Undergraduate Research Fellows from the Center for Growth and Opportunity at Utah State University presented research at the Utah State Capitol in Salt Lake City, on February 28, 2018. Their presentation was part of the annual event Utah’s Research on Capitol Hill, organized by Utah State University.
“When we applied for Research on Capitol Hill last fall, we were excited about the chance to present research on the social cost of carbon,” said Marshall. “We didn’t know the great opportunities we would have because of the event.”Students Hayden Hubbard, Mcklayne Marshall, and Christopher Cottle presented their research “Carbon Pricing
Throughout the day spent at the capitol, the three economics and finance students spoke with senators and other event attendees about their research and findings.in the Private Sector: How Science, Politics, and Climate Change Influence Business Strategy” to legislators in the rotunda of the state capitol.

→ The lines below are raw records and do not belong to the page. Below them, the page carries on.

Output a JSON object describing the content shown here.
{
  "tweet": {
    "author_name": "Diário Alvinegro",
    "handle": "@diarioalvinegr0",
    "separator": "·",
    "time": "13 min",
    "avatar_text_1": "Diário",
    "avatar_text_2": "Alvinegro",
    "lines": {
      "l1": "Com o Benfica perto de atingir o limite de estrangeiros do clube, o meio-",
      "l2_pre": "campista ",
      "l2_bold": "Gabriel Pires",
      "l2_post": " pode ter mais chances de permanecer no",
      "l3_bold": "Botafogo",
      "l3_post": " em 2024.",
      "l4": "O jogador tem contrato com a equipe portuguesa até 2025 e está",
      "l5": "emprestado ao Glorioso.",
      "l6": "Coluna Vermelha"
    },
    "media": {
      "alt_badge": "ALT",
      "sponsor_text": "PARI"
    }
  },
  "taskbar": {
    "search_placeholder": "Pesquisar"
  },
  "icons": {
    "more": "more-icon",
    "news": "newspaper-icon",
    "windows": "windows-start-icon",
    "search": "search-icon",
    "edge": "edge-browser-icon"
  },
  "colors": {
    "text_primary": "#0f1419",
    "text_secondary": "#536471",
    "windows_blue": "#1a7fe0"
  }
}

“Each person offered unique insight into our research topic, and the elected officials were especially interested in what we had learned,” said Hubbard. “Having these conversations in the Capitol building helped us to fully realize the level of what we had accomplished.”
The students’ research project grew from a small idea when they applied to present at the capitol, to a full-length academic article by the time of presentation.

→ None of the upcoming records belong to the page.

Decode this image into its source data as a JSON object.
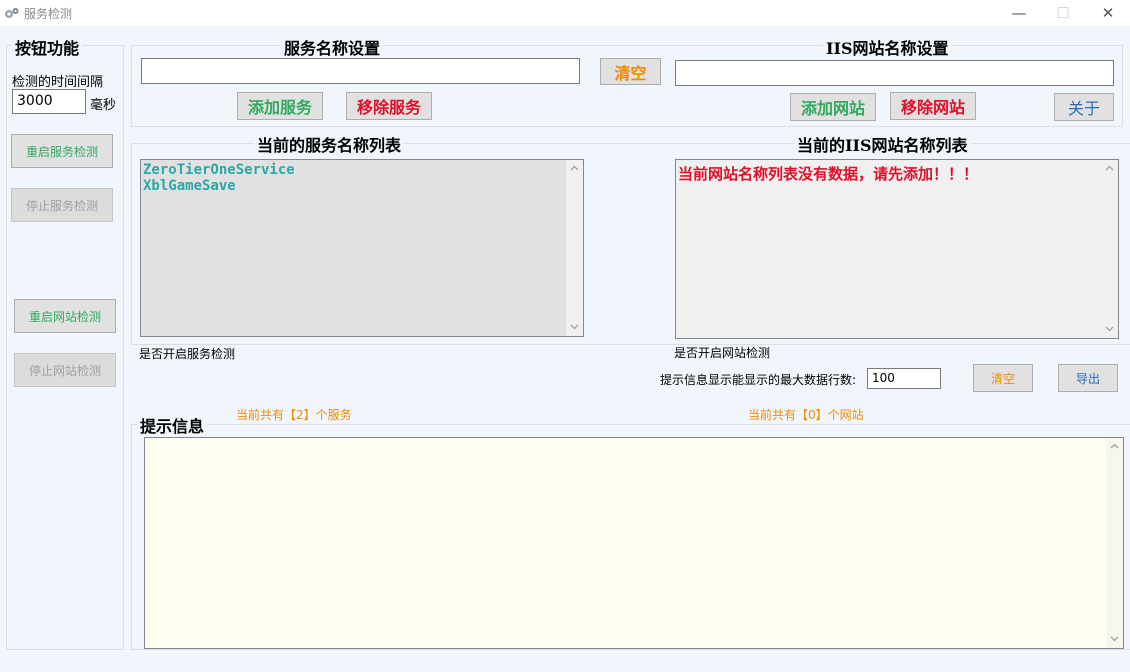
{
  "window": {
    "title": "服务检测",
    "minimize": "—",
    "maximize": "☐",
    "close": "✕"
  },
  "left_panel": {
    "legend": "按钮功能",
    "interval_label": "检测的时间间隔",
    "interval_value": "3000",
    "interval_unit": "毫秒",
    "restart_service_btn": "重启服务检测",
    "stop_service_btn": "停止服务检测",
    "restart_site_btn": "重启网站检测",
    "stop_site_btn": "停止网站检测"
  },
  "service_settings": {
    "legend": "服务名称设置",
    "input_value": "",
    "add_btn": "添加服务",
    "remove_btn": "移除服务"
  },
  "clear_center_btn": "清空",
  "iis_settings": {
    "legend": "IIS网站名称设置",
    "input_value": "",
    "add_btn": "添加网站",
    "remove_btn": "移除网站",
    "about_btn": "关于"
  },
  "service_list": {
    "title": "当前的服务名称列表",
    "items": [
      "ZeroTierOneService",
      "XblGameSave"
    ],
    "status": "是否开启服务检测",
    "count": "当前共有【2】个服务"
  },
  "iis_list": {
    "title": "当前的IIS网站名称列表",
    "empty_message": "当前网站名称列表没有数据，请先添加！！！",
    "status": "是否开启网站检测",
    "count": "当前共有【0】个网站"
  },
  "log": {
    "max_rows_label": "提示信息显示能显示的最大数据行数:",
    "max_rows_value": "100",
    "clear_btn": "清空",
    "export_btn": "导出",
    "legend": "提示信息",
    "content": ""
  },
  "colors": {
    "background": "#f0f6fc",
    "green": "#33a860",
    "red": "#e0102a",
    "orange": "#f08c00",
    "teal": "#2aa8a8",
    "log_bg": "#fffff0"
  },
  "icons": {
    "app": "gears-icon",
    "scroll_up": "chevron-up-icon",
    "scroll_down": "chevron-down-icon"
  }
}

“Being engaged in that process has been incredibly rewarding,” said Cottle. “Even more rewarding, was the chance to present our findings in a real-world setting. Making an impact and discussing this issue at Research on Capitol Hill was one of the most rewarding experiences of the year.”

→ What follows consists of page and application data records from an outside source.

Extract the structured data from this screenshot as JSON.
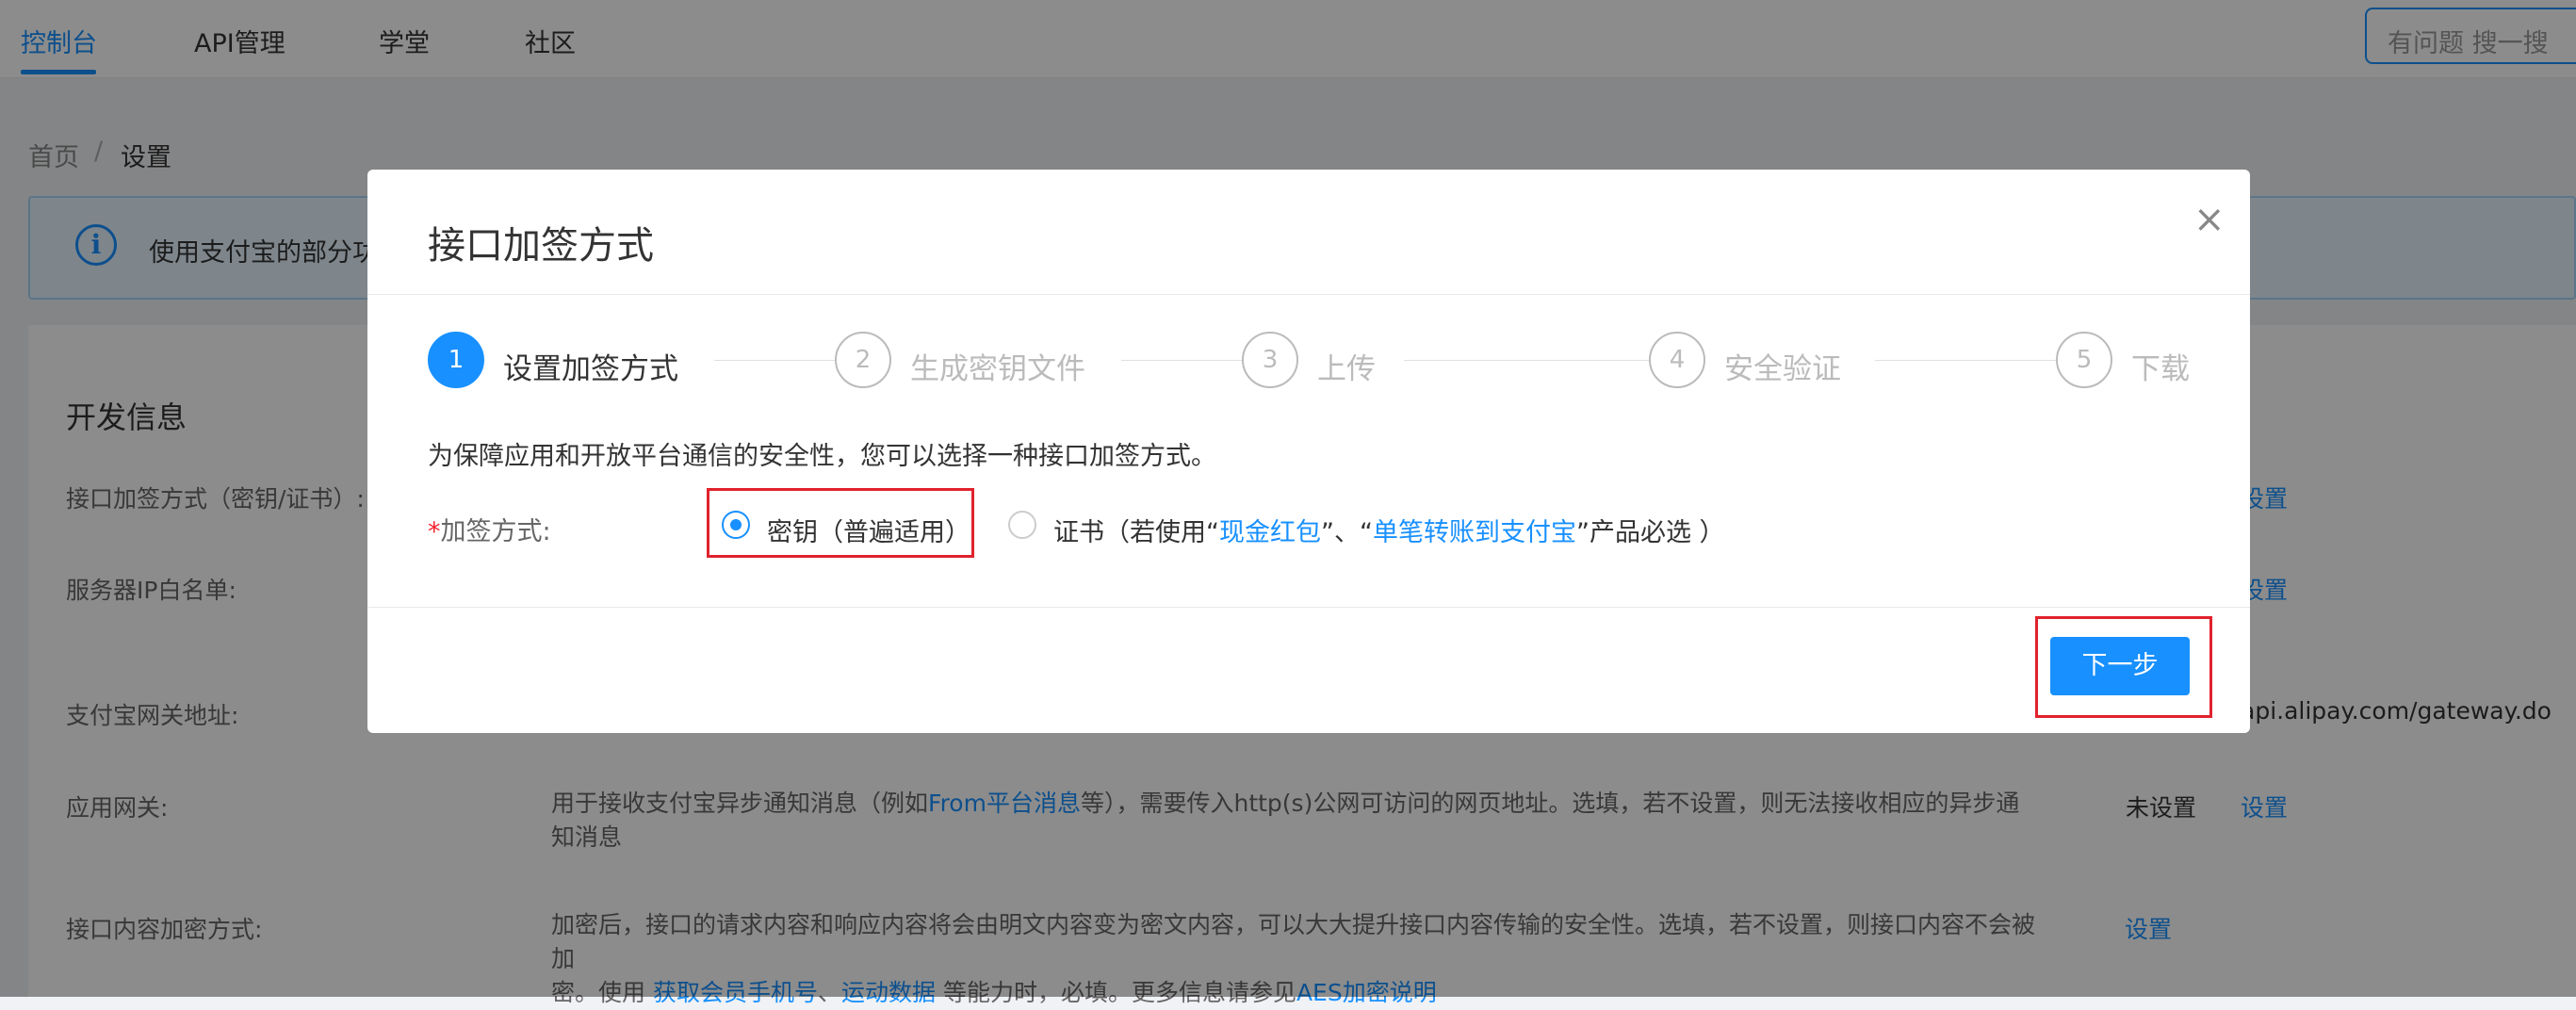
{
  "topnav": {
    "items": [
      "控制台",
      "API管理",
      "学堂",
      "社区"
    ],
    "search_label": "有问题 搜一搜"
  },
  "breadcrumb": {
    "home": "首页",
    "separator": "/",
    "current": "设置"
  },
  "banner": {
    "text": "使用支付宝的部分功能"
  },
  "dev_info": {
    "title": "开发信息",
    "rows": [
      {
        "label": "接口加签方式（密钥/证书）:",
        "link": "设置"
      },
      {
        "label": "服务器IP白名单:",
        "link": "设置"
      },
      {
        "label": "支付宝网关地址:",
        "value": "api.alipay.com/gateway.do"
      },
      {
        "label": "应用网关:",
        "desc_pre": "用于接收支付宝异步通知消息（例如",
        "desc_link": "From平台消息",
        "desc_post": "等），需要传入http(s)公网可访问的网页地址。选填，若不设置，则无法接收相应的异步通知消息",
        "status": "未设置",
        "link": "设置"
      },
      {
        "label": "接口内容加密方式:",
        "desc_line1": "加密后，接口的请求内容和响应内容将会由明文内容变为密文内容，可以大大提升接口内容传输的安全性。选填，若不设置，则接口内容不会被加",
        "desc_pre": "密。使用 ",
        "desc_link1": "获取会员手机号",
        "desc_sep": "、",
        "desc_link2": "运动数据",
        "desc_mid": " 等能力时，必填。更多信息请参见",
        "desc_link3": "AES加密说明",
        "link": "设置"
      }
    ]
  },
  "modal": {
    "title": "接口加签方式",
    "close_icon": "×",
    "steps": [
      {
        "num": "1",
        "label": "设置加签方式",
        "active": true
      },
      {
        "num": "2",
        "label": "生成密钥文件"
      },
      {
        "num": "3",
        "label": "上传"
      },
      {
        "num": "4",
        "label": "安全验证"
      },
      {
        "num": "5",
        "label": "下载"
      }
    ],
    "description": "为保障应用和开放平台通信的安全性，您可以选择一种接口加签方式。",
    "form_required_mark": "*",
    "form_label": "加签方式:",
    "options": {
      "key": {
        "label": "密钥（普遍适用）",
        "checked": true
      },
      "cert": {
        "label_pre": "证书（若使用“",
        "link1": "现金红包",
        "sep": "”、“",
        "link2": "单笔转账到支付宝",
        "label_post": "”产品必选 ）",
        "checked": false
      }
    },
    "next_button": "下一步"
  },
  "colors": {
    "accent": "#1890ff",
    "highlight": "#e0222d"
  }
}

Featured from left to right: Hayden Hubbard, Freshman, Mcklayne Marshall, Sophomore, Christopher Cottle, Freshman
Carbon Pricing in the Private Sector: How Science, Politics, and Climate Change Influence Business Strategy
Economist Michael Greenstone called the Social Cost of Carbon (SCC) “the most important figure you’ve never heard of”. The EPA defines the SCC as “an estimate of the economic damages associated with a small increase in carbon dioxide (CO2) emissions, conventionally one metric ton, in a given year.” The dollar figure assigned therefore represents “the value of damages avoided for a small emission reduction (i.e. the benefit of a CO2 reduction).” The current dollar value has different estimates in each state and within each public and private company. The process of calculating the SCC is immensely complex and relies on numerous variables that are highly disputed by scientists, private interest groups and policy makers. Our purpose is to examine motives and trends behind states and public and private companies using SCC estimates.
CGO scholars and fellows frequently comment on a variety of topics for the popular press. The views expressed therein are those of the authors and do not necessarily reflect the views of the Center for Growth and Opportunity or the views of Utah State University.